Effects of Promotions on Location-Based Social Media: Evidence from Foursquare

Ke Zhang, Konstantinos Pelechrinis, and Theodoros Lappas
International Journal of Electronic Commerce,
Volume 22, Number 1, 2018, pp. 36-65.


Location has been identified as a critical factor for the success of a business. For example, businesses in dense urban areas are exposed to more customers than businesses in sparsely populated neighborhoods, while proximity to a popular landmark can increase a business’s reach. This creates significant challenges for new businesses to expand their reach and customer base. However, the advancement of mobile, social, and spatial computing has led to the transformation of traditional web-based yellow pages to a mobile format (e.g., location-based social networks; LBSNs). This has allowed businesses that are not in prime locations to become visible to nearby customers.
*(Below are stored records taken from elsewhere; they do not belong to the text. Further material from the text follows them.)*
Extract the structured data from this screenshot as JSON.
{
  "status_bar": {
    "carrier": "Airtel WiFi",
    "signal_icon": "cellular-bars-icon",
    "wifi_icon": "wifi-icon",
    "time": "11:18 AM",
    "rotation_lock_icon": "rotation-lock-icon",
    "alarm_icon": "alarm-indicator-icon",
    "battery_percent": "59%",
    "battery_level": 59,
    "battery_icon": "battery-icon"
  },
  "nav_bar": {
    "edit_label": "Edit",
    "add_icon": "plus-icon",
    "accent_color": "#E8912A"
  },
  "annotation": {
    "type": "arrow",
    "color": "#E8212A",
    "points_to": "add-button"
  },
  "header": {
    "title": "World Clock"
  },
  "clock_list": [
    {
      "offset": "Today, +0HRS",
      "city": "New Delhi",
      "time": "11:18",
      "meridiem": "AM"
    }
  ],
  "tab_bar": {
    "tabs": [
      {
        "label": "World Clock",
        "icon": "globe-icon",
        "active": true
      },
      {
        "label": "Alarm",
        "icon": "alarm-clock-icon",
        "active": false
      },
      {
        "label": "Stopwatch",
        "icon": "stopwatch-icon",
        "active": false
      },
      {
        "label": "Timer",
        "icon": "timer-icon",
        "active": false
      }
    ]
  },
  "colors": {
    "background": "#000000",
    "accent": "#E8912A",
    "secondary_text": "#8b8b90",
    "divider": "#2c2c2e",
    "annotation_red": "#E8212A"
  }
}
Furthermore, these platforms offer mechanisms that can serve as an affordable advertisement channel to local businesses. Specifically, a business can use LBSNs to promote special offers to customers who connect through the platform. Despite the promising anecdotal evidence, a systematic study of the effectiveness of this LBSN advertising paradigm has not yet been conducted. Using a large time-series data set of approximately 14 million venues in Foursquare, the largest LBSN to date, our work is the first to formally examine the effects of promotions through the platform. Our contribution is twofold. First, we identify no significant and robust evidence that can support the hypothesis of effective promotions for the specific platform. In particular, our main finding is that the probability of observing an increase in daily check-ins or new daily customers to a venue is rarely altered by the presence of a Foursquare promotion. Second, this finding motivates us to design a model that can predict the success of a promotion according to various relevant features. Our model can be used to inform the process of designing and launching successful promotions by evaluating the potential of candidate promotions before their actual release. The practical value of such prelaunch evaluations is elevated by the apparent scarcity of successful promotions, as revealed by our analysis.

Key Words and Phrases: Bootstrap, difference-in-differences, Foursquare, location-based advertisement, location-based social networks, modeling, social media.